Pu'uhonua o Honaunau
National Historic Park
Pu'uhonua o Honaunau National Historical Park sits on the Honaunau coastal plain. Ancient basaltic lava flows from the Mauna Loa volcano created the land on which the park is located. Some of the lava flows in the park have been dated to be thousands of years old. Mauna Loa is still an active volcano. An eruption in 1950 sent three lava flows down the western slope of the volcano and into the ocean. The northernmost of these flows reached within seven miles of Honaunau Bay. Another eruption occurred on Mauna Loa in 1975, but no lava was sent toward the Kona coast.
For information about topographic maps, geologic maps, and geologic data sets, please see the geologic maps page.
For information on other photo collections featuring National Park geology, please see the Image Sources page.
Currently, we do not have a listing for a park-specific geoscience book. The park's geology may be described in regional or state geology texts.
Parks and Plates: The Geology of Our National Parks, Monuments & Seashores.
Lillie, Robert J., 2005.
W.W. Norton and Company.
9" x 10.75", paperback, 550 pages, full color throughout
The spectacular geology in our national parks provides the answers to many questions about the Earth. The answers can be appreciated through plate tectonics, an exciting way to understand the ongoing natural processes that sculpt our landscape. Parks and Plates is a visual and scientific voyage of discovery!
Ordering from your National Park Cooperative Associations' bookstores helps to support programs in the parks. Please visit the bookstore locator for park books and much more.

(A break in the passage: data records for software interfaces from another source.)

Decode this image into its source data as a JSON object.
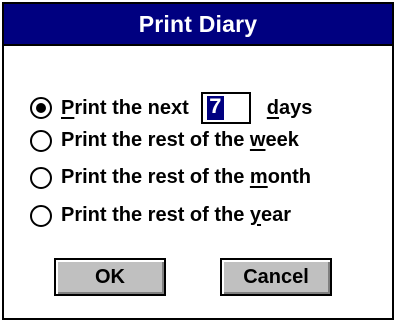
{
  "dialog": {
    "title": "Print Diary",
    "options": [
      {
        "prefix": "",
        "mnemonic": "P",
        "suffix": "rint the next",
        "selected": true
      },
      {
        "prefix": "Print the rest of the ",
        "mnemonic": "w",
        "suffix": "eek",
        "selected": false
      },
      {
        "prefix": "Print the rest of the ",
        "mnemonic": "m",
        "suffix": "onth",
        "selected": false
      },
      {
        "prefix": "Print the rest of the ",
        "mnemonic": "y",
        "suffix": "ear",
        "selected": false
      }
    ],
    "days_value": "7",
    "days_mnemonic": "d",
    "days_suffix": "ays",
    "ok_label": "OK",
    "cancel_label": "Cancel"
  },
  "colors": {
    "title_bar": "#000080",
    "title_text": "#ffffff",
    "button_face": "#c0c0c0",
    "selection": "#000080"
  }
}
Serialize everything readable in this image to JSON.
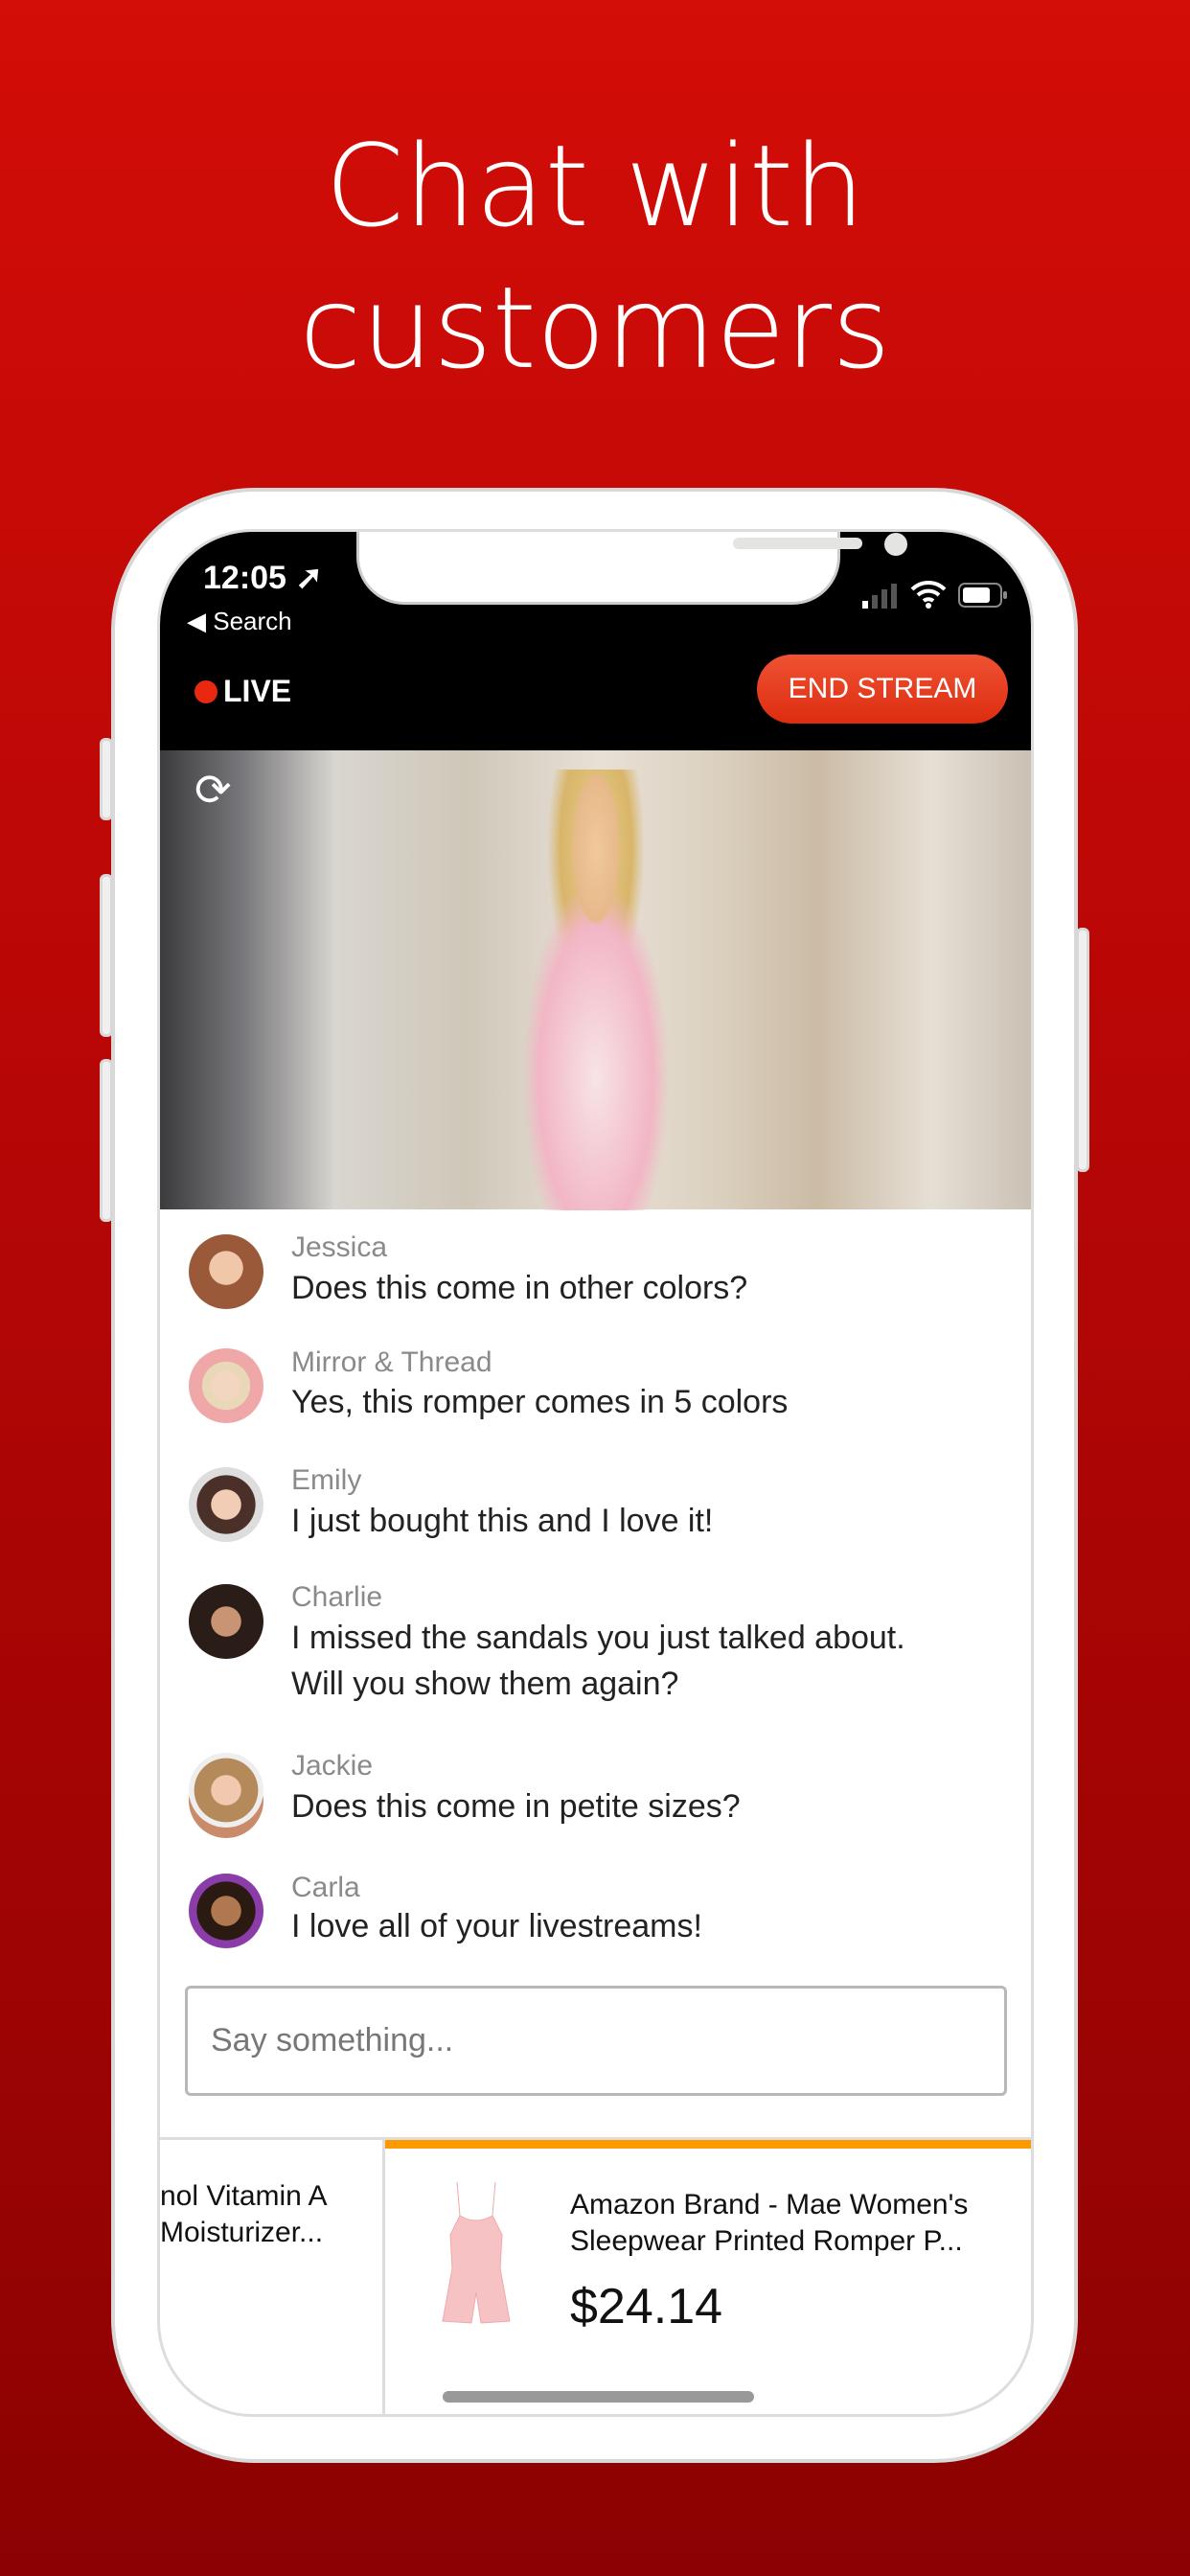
{
  "headline": {
    "line1": "Chat with",
    "line2": "customers"
  },
  "status_bar": {
    "time": "12:05",
    "back_label": "Search"
  },
  "header": {
    "live_label": "LIVE",
    "end_stream_label": "END STREAM"
  },
  "chat": {
    "messages": [
      {
        "name": "Jessica",
        "text": "Does this come in other colors?",
        "avatar_color": "#c98b6a"
      },
      {
        "name": "Mirror & Thread",
        "text": "Yes, this romper comes in 5 colors",
        "avatar_color": "#e9a7a5"
      },
      {
        "name": "Emily",
        "text": "I just bought this and I love it!",
        "avatar_color": "#5a4036"
      },
      {
        "name": "Charlie",
        "text_line1": "I missed the sandals you just talked about.",
        "text_line2": "Will you show them again?",
        "avatar_color": "#3b2a22"
      },
      {
        "name": "Jackie",
        "text": "Does this come in petite sizes?",
        "avatar_color": "#b88a5e"
      },
      {
        "name": "Carla",
        "text": "I love all of your livestreams!",
        "avatar_color": "#8a3ca8"
      }
    ],
    "input_placeholder": "Say something..."
  },
  "products": {
    "previous": {
      "line1": "nol Vitamin A",
      "line2": "Moisturizer..."
    },
    "current": {
      "title_line1": "Amazon Brand - Mae Women's",
      "title_line2": "Sleepwear Printed Romper P...",
      "price": "$24.14"
    },
    "accent_color": "#ff9900"
  }
}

For information about permits that are required for conducting geologic research activities in National Parks, see the Permits Information page.
The NPS maintains a searchable data base of research needs that have been identified by parks.
A bibliography of geologic references is being prepared for each park through the Geologic Resources Evaluation Program (GRE). Please see the GRE website for more information and contacts.
NPS Geology and Soils PartnersAssociation of American State Geologists
Geological Society of America
Natural Resource Conservation Service - Soils
U.S. Geological Survey
Currently, we do not have a listing for any park-specific geology education programs or activities.For resources and information on teaching geology using National Park examples, see the Students & Teachers pages.